Supporting the soldier and family

AAAA Supports the U.S. Army Aviation Soldier and Family

"Above the Best"




Army Aviation Hall of Fame 1986 Induction

Sergeant First Class Rodney J.T. Yano was an Aircraft Technical Inspector in the Air Cavalry Troop of the 11th Armored Cavalry Regiment. He enlisted in the Army at age 17 in 1961. Described as a superb soldier, he spent his entire time in the service in the aircraft maintenance field.

He rose to the rank of Sergeant First Class and was an invaluable member of the aviation team.
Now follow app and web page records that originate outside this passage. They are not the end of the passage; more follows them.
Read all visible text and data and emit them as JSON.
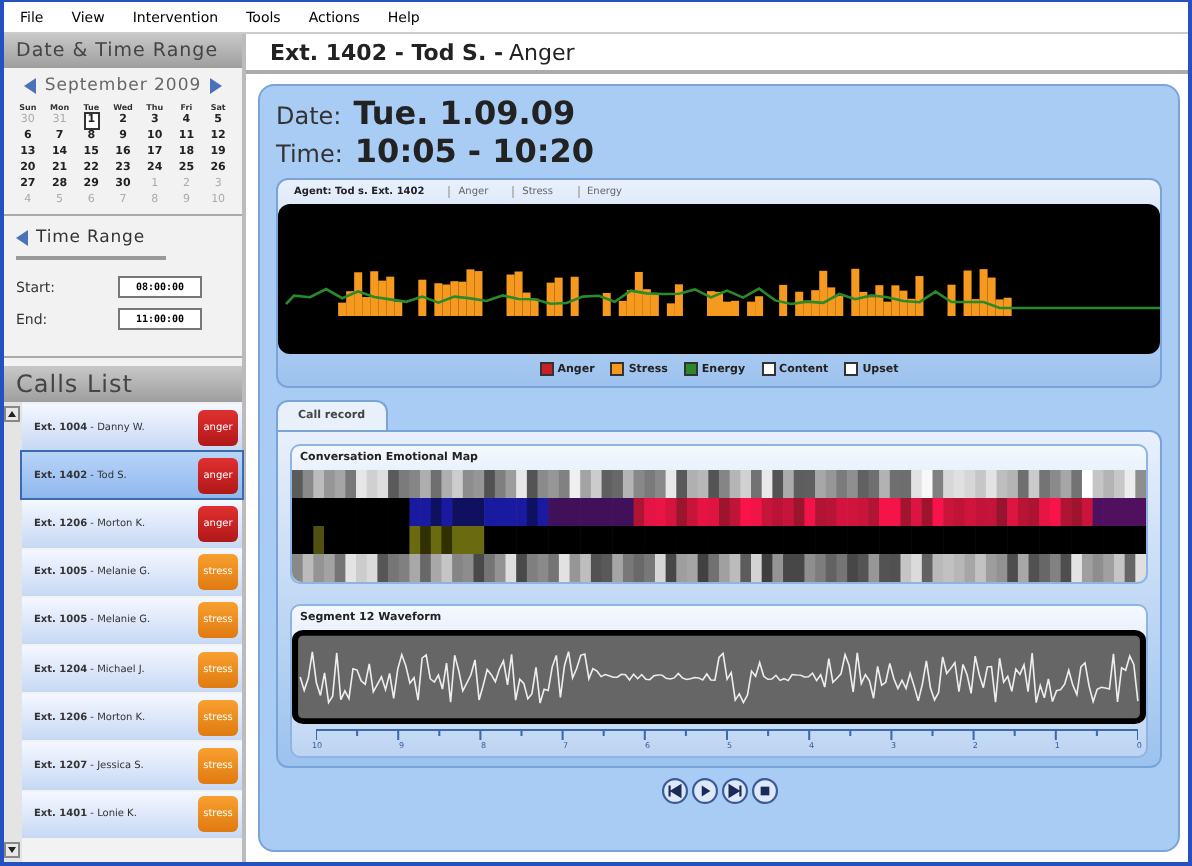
{
  "menu": [
    "File",
    "View",
    "Intervention",
    "Tools",
    "Actions",
    "Help"
  ],
  "date_range": {
    "title": "Date & Time Range",
    "month": "September 2009",
    "weekdays": [
      "Sun",
      "Mon",
      "Tue",
      "Wed",
      "Thu",
      "Fri",
      "Sat"
    ],
    "days": [
      {
        "label": "30",
        "muted": true,
        "selected": false
      },
      {
        "label": "31",
        "muted": true,
        "selected": false
      },
      {
        "label": "1",
        "muted": false,
        "selected": true
      },
      {
        "label": "2",
        "muted": false,
        "selected": false
      },
      {
        "label": "3",
        "muted": false,
        "selected": false
      },
      {
        "label": "4",
        "muted": false,
        "selected": false
      },
      {
        "label": "5",
        "muted": false,
        "selected": false
      },
      {
        "label": "6",
        "muted": false,
        "selected": false
      },
      {
        "label": "7",
        "muted": false,
        "selected": false
      },
      {
        "label": "8",
        "muted": false,
        "selected": false
      },
      {
        "label": "9",
        "muted": false,
        "selected": false
      },
      {
        "label": "10",
        "muted": false,
        "selected": false
      },
      {
        "label": "11",
        "muted": false,
        "selected": false
      },
      {
        "label": "12",
        "muted": false,
        "selected": false
      },
      {
        "label": "13",
        "muted": false,
        "selected": false
      },
      {
        "label": "14",
        "muted": false,
        "selected": false
      },
      {
        "label": "15",
        "muted": false,
        "selected": false
      },
      {
        "label": "16",
        "muted": false,
        "selected": false
      },
      {
        "label": "17",
        "muted": false,
        "selected": false
      },
      {
        "label": "18",
        "muted": false,
        "selected": false
      },
      {
        "label": "19",
        "muted": false,
        "selected": false
      },
      {
        "label": "20",
        "muted": false,
        "selected": false
      },
      {
        "label": "21",
        "muted": false,
        "selected": false
      },
      {
        "label": "22",
        "muted": false,
        "selected": false
      },
      {
        "label": "23",
        "muted": false,
        "selected": false
      },
      {
        "label": "24",
        "muted": false,
        "selected": false
      },
      {
        "label": "25",
        "muted": false,
        "selected": false
      },
      {
        "label": "26",
        "muted": false,
        "selected": false
      },
      {
        "label": "27",
        "muted": false,
        "selected": false
      },
      {
        "label": "28",
        "muted": false,
        "selected": false
      },
      {
        "label": "29",
        "muted": false,
        "selected": false
      },
      {
        "label": "30",
        "muted": false,
        "selected": false
      },
      {
        "label": "1",
        "muted": true,
        "selected": false
      },
      {
        "label": "2",
        "muted": true,
        "selected": false
      },
      {
        "label": "3",
        "muted": true,
        "selected": false
      },
      {
        "label": "4",
        "muted": true,
        "selected": false
      },
      {
        "label": "5",
        "muted": true,
        "selected": false
      },
      {
        "label": "6",
        "muted": true,
        "selected": false
      },
      {
        "label": "7",
        "muted": true,
        "selected": false
      },
      {
        "label": "8",
        "muted": true,
        "selected": false
      },
      {
        "label": "9",
        "muted": true,
        "selected": false
      },
      {
        "label": "10",
        "muted": true,
        "selected": false
      }
    ]
  },
  "time_range": {
    "title": "Time Range",
    "start_label": "Start:",
    "start": "08:00:00",
    "end_label": "End:",
    "end": "11:00:00"
  },
  "calls_list": {
    "title": "Calls List",
    "rows": [
      {
        "caller": "**Ext. 1004** - Danny W.",
        "badge": "anger",
        "kind": "anger",
        "selected": false
      },
      {
        "caller": "**Ext. 1402** - Tod S.",
        "badge": "anger",
        "kind": "anger",
        "selected": true
      },
      {
        "caller": "**Ext. 1206** - Morton K.",
        "badge": "anger",
        "kind": "anger",
        "selected": false
      },
      {
        "caller": "**Ext. 1005** - Melanie G.",
        "badge": "stress",
        "kind": "stress",
        "selected": false
      },
      {
        "caller": "**Ext. 1005** - Melanie G.",
        "badge": "stress",
        "kind": "stress",
        "selected": false
      },
      {
        "caller": "**Ext. 1204** - Michael J.",
        "badge": "stress",
        "kind": "stress",
        "selected": false
      },
      {
        "caller": "**Ext. 1206** - Morton K.",
        "badge": "stress",
        "kind": "stress",
        "selected": false
      },
      {
        "caller": "**Ext. 1207** - Jessica S.",
        "badge": "stress",
        "kind": "stress",
        "selected": false
      },
      {
        "caller": "**Ext. 1401** - Lonie K.",
        "badge": "stress",
        "kind": "stress",
        "selected": false
      }
    ]
  },
  "detail": {
    "title": "**Ext. 1402 - Tod S. -** Anger",
    "date_label": "Date:",
    "date": "Tue. 1.09.09",
    "time_label": "Time:",
    "time": "10:05 - 10:20",
    "agent_chart": {
      "columns": [
        "Agent: Tod s. Ext. 1402",
        "Anger",
        "Stress",
        "Energy"
      ],
      "legend": [
        {
          "label": "Anger",
          "color": "#c8202a"
        },
        {
          "label": "Stress",
          "color": "#f59a1e"
        },
        {
          "label": "Energy",
          "color": "#2a8a2a"
        },
        {
          "label": "Content",
          "color": "#ffffff"
        },
        {
          "label": "Upset",
          "color": "#ffffff"
        }
      ]
    },
    "tabs": [
      {
        "label": "Call record",
        "selected": true
      }
    ],
    "emotional_map": {
      "title": "Conversation Emotional Map"
    },
    "waveform": {
      "title": "Segment 12 Waveform",
      "tick_labels": [
        "10",
        "9",
        "8",
        "7",
        "6",
        "5",
        "4",
        "3",
        "2",
        "1",
        "0"
      ]
    }
  }
}
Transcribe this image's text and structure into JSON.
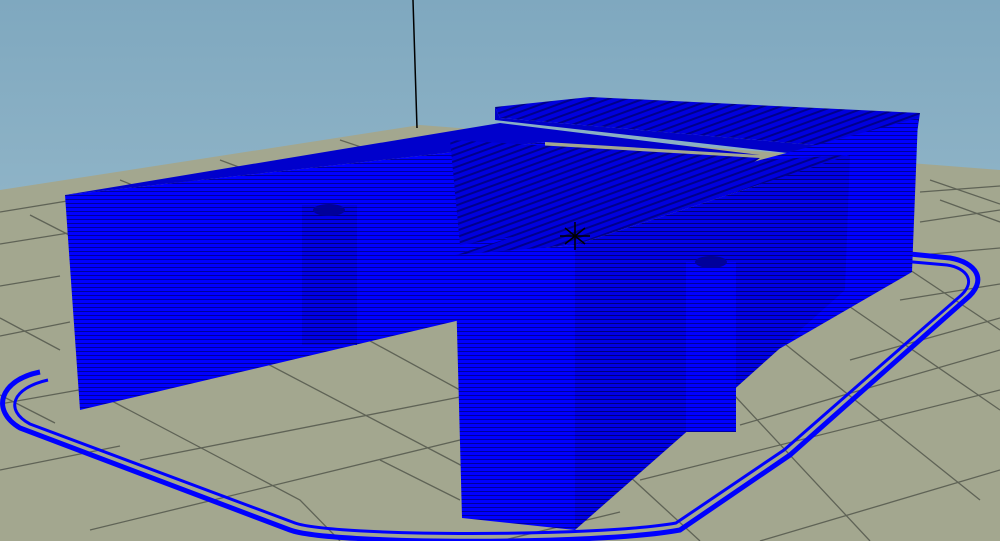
{
  "viewport": {
    "background_top": "#7fa8bf",
    "background_bottom": "#a9c7d4",
    "floor_color": "#a3a78f",
    "grid_line_color": "#5f6356",
    "toolpath_color": "#0000ff",
    "toolpath_dark": "#00009e",
    "origin_marker_color": "#000000"
  }
}
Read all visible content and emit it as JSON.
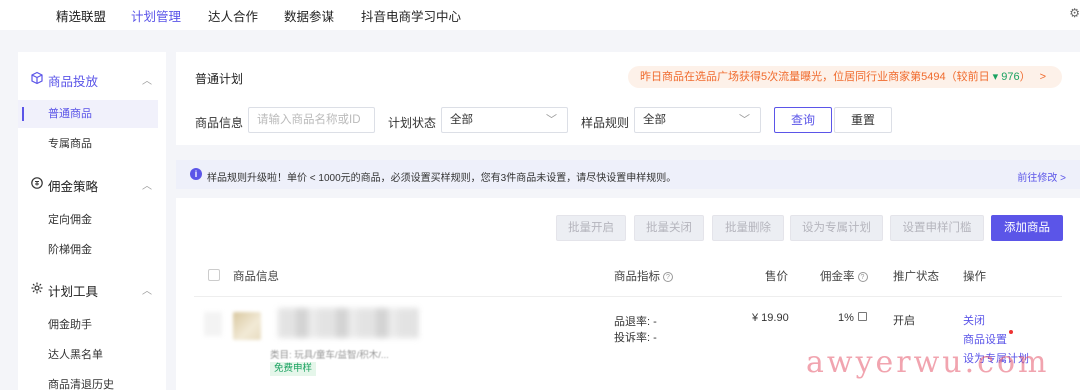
{
  "topnav": {
    "items": [
      "精选联盟",
      "计划管理",
      "达人合作",
      "数据参谋",
      "抖音电商学习中心"
    ],
    "active_index": 1
  },
  "sidebar": {
    "groups": [
      {
        "label": "商品投放",
        "icon": "cube-icon",
        "active": true,
        "items": [
          "普通商品",
          "专属商品"
        ]
      },
      {
        "label": "佣金策略",
        "icon": "coin-icon",
        "items": [
          "定向佣金",
          "阶梯佣金"
        ]
      },
      {
        "label": "计划工具",
        "icon": "gear-icon",
        "items": [
          "佣金助手",
          "达人黑名单",
          "商品清退历史"
        ]
      }
    ],
    "active_item": "普通商品"
  },
  "filter": {
    "title": "普通计划",
    "promo": {
      "text": "昨日商品在选品广场获得5次流量曝光，位居同行业商家第5494（较前日 ",
      "delta": "▾ 976",
      "tail": "）",
      "arrow": ">"
    },
    "product_info_label": "商品信息",
    "product_info_placeholder": "请输入商品名称或ID",
    "plan_status_label": "计划状态",
    "plan_status_value": "全部",
    "sample_rule_label": "样品规则",
    "sample_rule_value": "全部",
    "query_label": "查询",
    "reset_label": "重置"
  },
  "notice": {
    "text": "样品规则升级啦！单价 < 1000元的商品，必须设置买样规则，您有3件商品未设置，请尽快设置申样规则。",
    "link": "前往修改 >"
  },
  "toolbar": {
    "batch_enable": "批量开启",
    "batch_close": "批量关闭",
    "batch_delete": "批量删除",
    "set_exclusive": "设为专属计划",
    "set_threshold": "设置申样门槛",
    "add_product": "添加商品"
  },
  "table": {
    "headers": {
      "info": "商品信息",
      "metrics": "商品指标",
      "price": "售价",
      "commission": "佣金率",
      "status": "推广状态",
      "actions": "操作"
    },
    "rows": [
      {
        "category": "类目: 玩具/童车/益智/积木/...",
        "tag": "免费申样",
        "return_rate": "品退率: -",
        "complaint_rate": "投诉率: -",
        "price": "¥ 19.90",
        "commission": "1%",
        "status": "开启",
        "actions": [
          "关闭",
          "商品设置",
          "设为专属计划"
        ]
      }
    ]
  },
  "watermark": "awyerwu.com",
  "colors": {
    "accent": "#5b55e8",
    "promo": "#f06b2e",
    "success": "#1aa260"
  }
}
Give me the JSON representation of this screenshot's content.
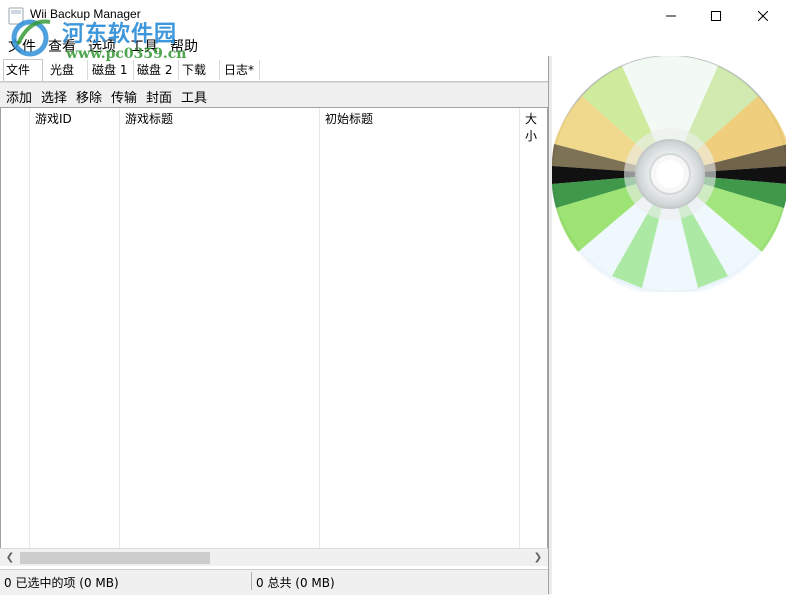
{
  "window": {
    "title": "Wii Backup Manager"
  },
  "watermark": {
    "brand": "河东软件园",
    "url": "www.pc0359.cn"
  },
  "menu": [
    {
      "label": "文件"
    },
    {
      "label": "查看"
    },
    {
      "label": "选项"
    },
    {
      "label": "工具"
    },
    {
      "label": "帮助"
    }
  ],
  "tabs": [
    {
      "label": "文件"
    },
    {
      "label": "光盘"
    },
    {
      "label": "磁盘 1"
    },
    {
      "label": "磁盘 2"
    },
    {
      "label": "下载"
    },
    {
      "label": "日志*"
    }
  ],
  "toolbar": [
    {
      "label": "添加"
    },
    {
      "label": "选择"
    },
    {
      "label": "移除"
    },
    {
      "label": "传输"
    },
    {
      "label": "封面"
    },
    {
      "label": "工具"
    }
  ],
  "columns": [
    {
      "label": ""
    },
    {
      "label": "游戏ID"
    },
    {
      "label": "游戏标题"
    },
    {
      "label": "初始标题"
    },
    {
      "label": "大小"
    }
  ],
  "status": {
    "selected": "0 已选中的项 (0 MB)",
    "total": "0 总共 (0 MB)"
  },
  "colors": {
    "watermark_blue": "#2f8fd8",
    "watermark_green": "#3a9c3a"
  }
}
His posthumous citation for the Congressional Medal of Honor states that he distinguished himself on 1 January 1969 while serving with the Air Cavalry Troop, 11th ACR, in the vicinity of Bien Hoa, Republic of Vietnam. Sergeant Yano was performing the duties of crew chief aboard the troop's command-and-control helicopter during action against enemy forces entrenched in dense jungle.

From an exposed position in the face of intense small arms and antiaircraft fire he delivered suppressive fire upon the enemy forces and marked their positions with smoke and white phosphorus grenades, thus enabling his troop commander to direct accurate and effective artillery fire against the hostile emplacements.

A grenade, exploding prematurely, covered him with burning phosphorus, and left him severely wounded. Flaming fragments within the helicopter caused supplies and ammunition to detonate. Dense white smoke filled the aircraft, obscuring the pilot's vision and causing him to lose control.

Although having the use of only one arm and being partially blinded by the initial explosion, Sergeant Yano completely disregarded his own welfare and began hurling blazing ammunition from the helicopter. In so doing he inflicted additional wounds upon himself, yet he persisted until the danger was past. Sergeant Yano's indomitable courage and profound concern for his comrades averted loss of life and additional injury to the rest of the crew. By his conspicuous gallantry at the cost of his own life, in the highest traditions of the military service, Sergeant Yano has reflected great credit on himself, his unit, and the United States Army.